The informant holds a thick yellow sheet tightly around his face, lest it falls. We must act quickly, he has told US forces, or the weapons will be fired at Camp Nathan Smith that evening.

For cash, but risking his life, he has given valuable information to the 293rd US Military Police Battalion, who train Afghan forces in a densely populated northern district of Kandahar, a known staging area for insurgents.

"A lot of Taliban leaders live here," said US Sergeant Michael Crowley.

The population has good reason to be afraid to tip off or cooperate with Afghan and Western forces for fear of reprisals.

"There have been threats. (The Taliban) cut hands off construction workers building government-funded projects, after sending them threatening letters," Crowley said.

US forces depend on local intelligence as extra troops surge into Kandahar this summer, part of a mammoth build up designed to drive the Taliban out of the city in a critical campaign intended to help end nine years of war.

But the Taliban has executed a number of locals it has accused of spying for Western forces, and even civil servants who cooperate are also a prime target.

On Tuesday, the chief of Kandahar's Arghandab district was killed in a suicide car bomb. He was considered a traitor by the Taliban, his villagers being funded and supported by US special forces to protect against the insurgents.

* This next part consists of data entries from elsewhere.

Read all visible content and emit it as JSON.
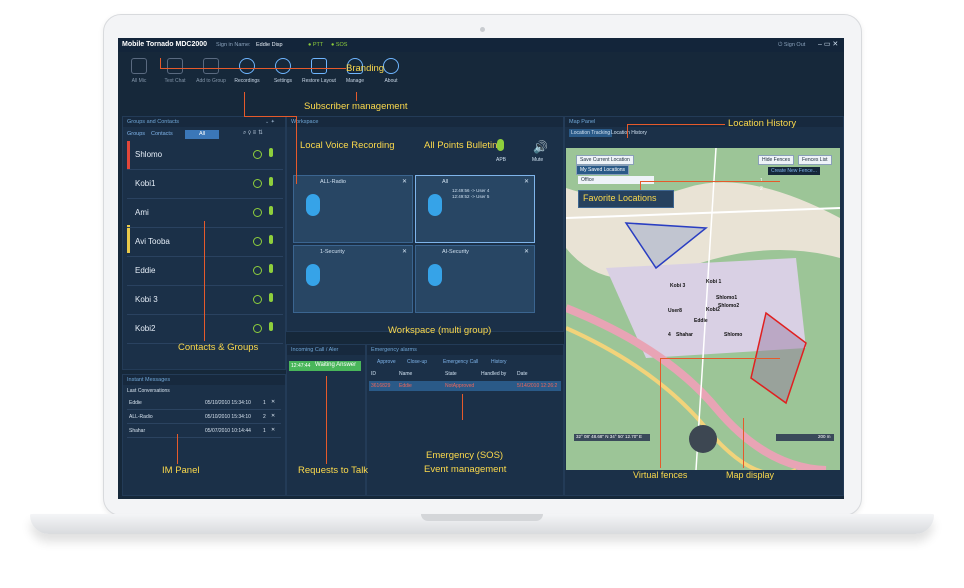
{
  "app": {
    "title": "Mobile Tornado MDC2000",
    "signin_label": "Sign in Name:",
    "user": "Eddie Disp",
    "ptt": "PTT",
    "sos": "SOS",
    "sign_out": "Sign Out"
  },
  "toolbar": [
    {
      "label": "All Mic"
    },
    {
      "label": "Text Chat"
    },
    {
      "label": "Add to Group"
    },
    {
      "label": "Recordings"
    },
    {
      "label": "Settings"
    },
    {
      "label": "Restore Layout"
    },
    {
      "label": "Manage"
    },
    {
      "label": "About"
    }
  ],
  "groups_panel": {
    "title": "Groups and Contacts",
    "tabs": [
      "Groups",
      "Contacts",
      "All"
    ],
    "contacts": [
      "Shlomo",
      "Kobi1",
      "Ami",
      "Avi Tooba",
      "Eddie",
      "Kobi 3",
      "Kobi2"
    ]
  },
  "workspace": {
    "title": "Workspace",
    "mute": "Mute",
    "aps": "APB",
    "tiles": [
      {
        "name": "ALL-Radio",
        "log": []
      },
      {
        "name": "All",
        "log": [
          "12:49:56 -> User 4",
          "12:49:52 -> User 5"
        ]
      },
      {
        "name": "1-Security",
        "log": []
      },
      {
        "name": "AI-Security",
        "log": []
      }
    ]
  },
  "im_panel": {
    "title": "Instant Messages",
    "subtitle": "Last Conversations",
    "rows": [
      {
        "name": "Eddie",
        "date": "05/10/2010 15:34:10",
        "count": "1"
      },
      {
        "name": "ALL-Radio",
        "date": "05/10/2010 15:34:10",
        "count": "2"
      },
      {
        "name": "Shahar",
        "date": "05/07/2010 10:14:44",
        "count": "1"
      }
    ]
  },
  "incoming": {
    "title": "Incoming Call / Aler",
    "time": "12:47:44",
    "status": "Waiting Answer"
  },
  "emergency": {
    "title": "Emergency alarms",
    "buttons": [
      "Approve",
      "Close-up",
      "Emergency Call",
      "History"
    ],
    "headers": [
      "ID",
      "Name",
      "State",
      "Handled by",
      "Date"
    ],
    "row": {
      "id": "3616829",
      "name": "Eddie",
      "state": "NotApproved",
      "handled": "",
      "date": "5/14/2010 12:26:2"
    }
  },
  "map_panel": {
    "title": "Map Panel",
    "tabs": [
      "Location Tracking",
      "Location History"
    ],
    "save_location": "Save Current Location",
    "my_locations": "My Saved Locations",
    "office": "Office",
    "hide_fences": "Hide Fences",
    "fences_list": "Fences List",
    "create_fence": "Create New Fence...",
    "fence_items": [
      "1",
      "2"
    ],
    "coords": "32° 08' 48.68\" N 34° 50' 12.70\" E",
    "scale": "200 m",
    "markers": [
      "Kobi 1",
      "Kobi 3",
      "Shlomo1",
      "Shlomo2",
      "Shahar",
      "Kobi2",
      "Shlomo",
      "User8",
      "4",
      "Eddie"
    ]
  },
  "annotations": {
    "branding": "Branding",
    "subscriber": "Subscriber management",
    "local_voice": "Local Voice Recording",
    "apb": "All Points Bulletin",
    "location_history": "Location History",
    "favorite": "Favorite Locations",
    "workspace_multi": "Workspace (multi group)",
    "contacts_groups": "Contacts & Groups",
    "im_panel": "IM Panel",
    "requests": "Requests to Talk",
    "emergency": "Emergency (SOS)",
    "event": "Event management",
    "virtual_fences": "Virtual fences",
    "map_display": "Map display"
  }
}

Arriving at the location of the rocket cache, a field strewn with mounds of rubble, US soldiers struggle to find the weapons with a metal detector. The informant, hidden in a vehicle, refuses to expose himself to help look.

Finally, after the site is emptied of Afghan forces, the man is brought out from hiding.

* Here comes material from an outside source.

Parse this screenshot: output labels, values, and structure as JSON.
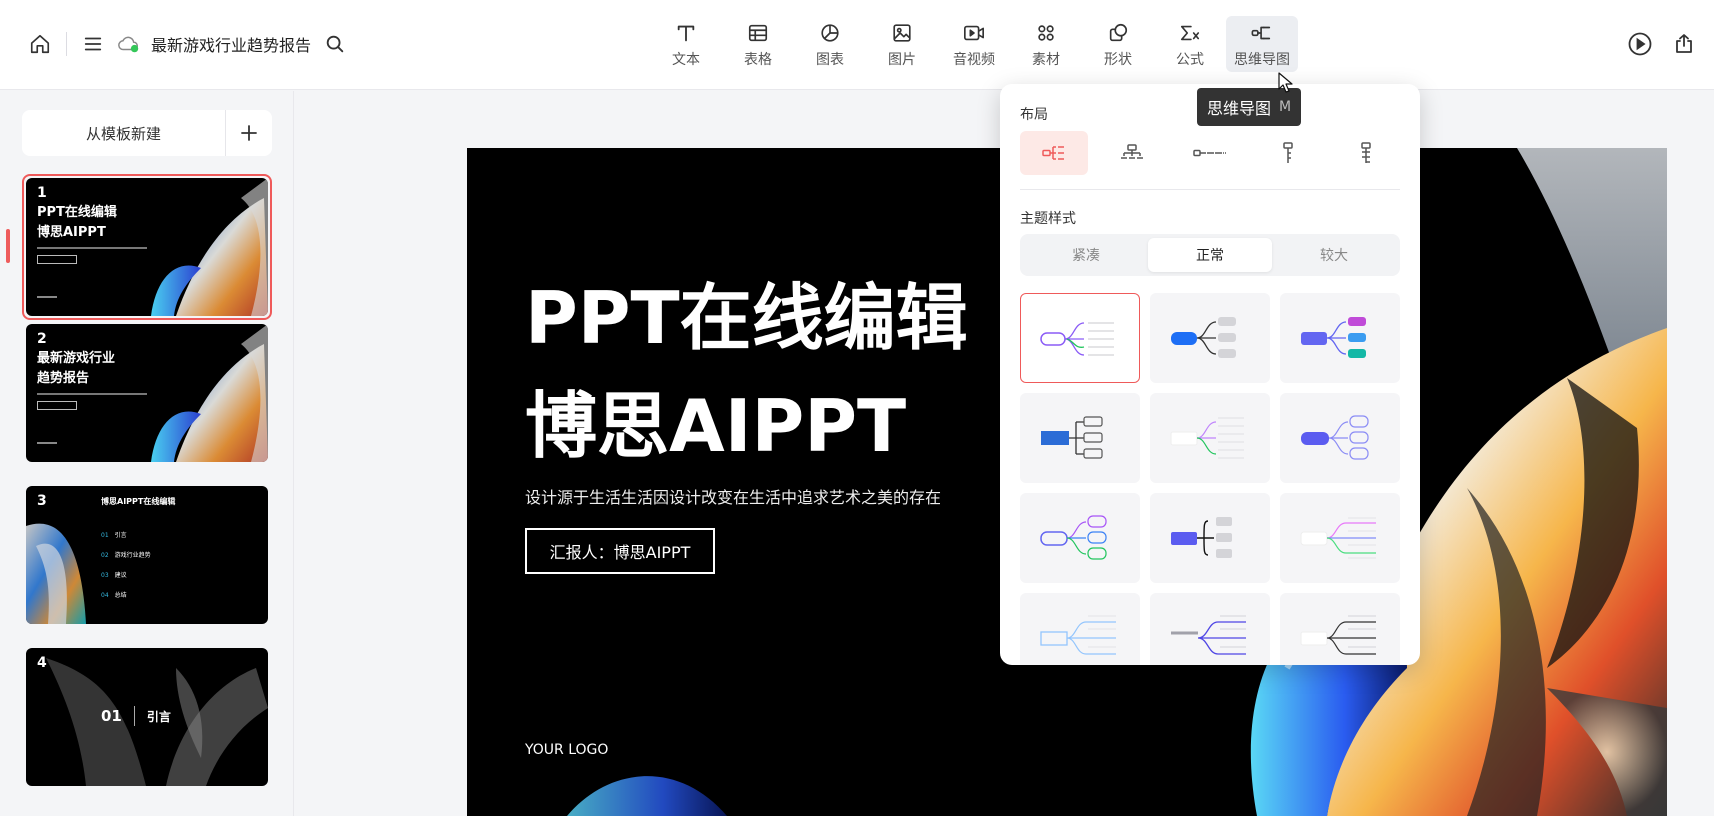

"The informant was worried the ANP (Afghan national police) would see him," said American Sergeant Charles Smith.

Still covered with the sheet, the man quickly uses his hands to dig at a patch of earth in ground surrounded by high walls. He exposes the cache, then bounds back to the vehicle.

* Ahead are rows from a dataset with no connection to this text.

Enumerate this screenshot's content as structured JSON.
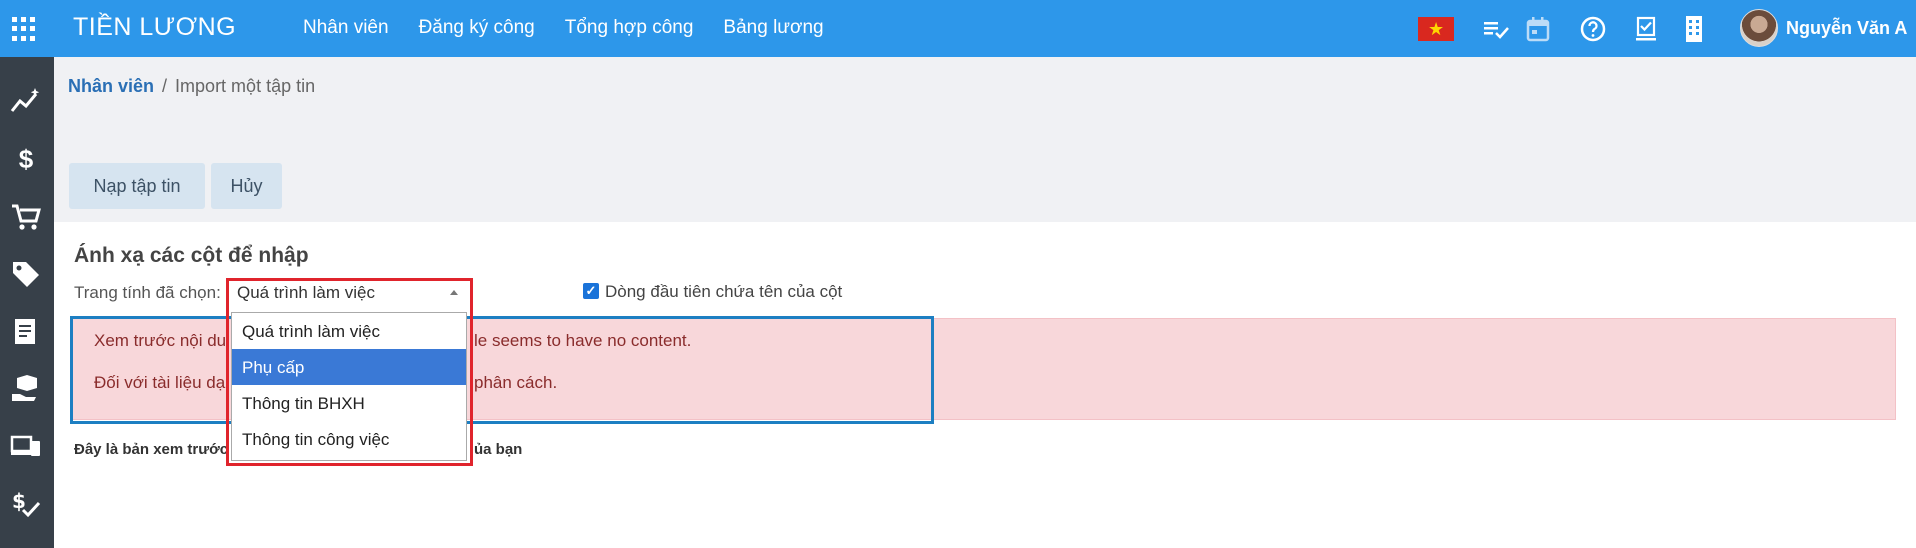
{
  "header": {
    "brand": "TIỀN LƯƠNG",
    "nav": [
      "Nhân viên",
      "Đăng ký công",
      "Tổng hợp công",
      "Bảng lương"
    ],
    "user_name": "Nguyễn Văn A",
    "icons": [
      "apps-grid-icon",
      "vietnam-flag-icon",
      "checklist-icon",
      "calendar-icon",
      "help-icon",
      "approval-icon",
      "building-icon",
      "user-avatar"
    ]
  },
  "sidebar": {
    "icons": [
      "chart-trend-icon",
      "dollar-icon",
      "cart-icon",
      "tag-icon",
      "receipt-icon",
      "box-hand-icon",
      "devices-icon",
      "money-check-icon"
    ]
  },
  "breadcrumb": {
    "link": "Nhân viên",
    "separator": "/",
    "current": "Import một tập tin"
  },
  "toolbar": {
    "load_label": "Nạp tập tin",
    "cancel_label": "Hủy"
  },
  "mapping": {
    "title": "Ánh xạ các cột để nhập",
    "sheet_label": "Trang tính đã chọn:",
    "selected_sheet": "Quá trình làm việc",
    "options": [
      "Quá trình làm việc",
      "Phụ cấp",
      "Thông tin BHXH",
      "Thông tin công việc"
    ],
    "highlighted_option": "Phụ cấp",
    "header_row_checked": true,
    "header_row_label": "Dòng đầu tiên chứa tên của cột"
  },
  "alert": {
    "line1_start": "Xem trước nội du",
    "line1_end": "le seems to have no content.",
    "line2_start": "Đối với tài liệu dạ",
    "line2_end": "phân cách."
  },
  "preview": {
    "note_start": "Đây là bản xem trước",
    "note_end": "ủa bạn"
  },
  "colors": {
    "topbar": "#2d97ea",
    "sidebar": "#374049",
    "alert_bg": "#f8d7da",
    "highlight": "#3a79d6"
  }
}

The bomb squad is brought in to dig up the relatively modest catch: five Chinese-made 62-millimetre recoilless rifle rounds, wrapped in a sack of rice.

"I carefully dug down with my hands, made sure it was not booby trapped and took them out," said a bomb squad member who gave his name as Toby.

"Originally, the intel was that there were rockets."

But for the Americans, it was still a small victory. And for the "mole", a significant amount of money.

A US military official based in Kandahar said informants are paid through a programme called "small rewards" if they help find mortars, rockets and other armaments.

"It's a means of compensating these people to put their life on the line," he said, refusing to disclose how much they were paid.

Nevertheless, a US intelligence officer says security needs to improve significantly before the population of Kandahar can be a dependable ally.

"They can't really support us, out of fear of any consequence. They're waiting to see what happens," he said.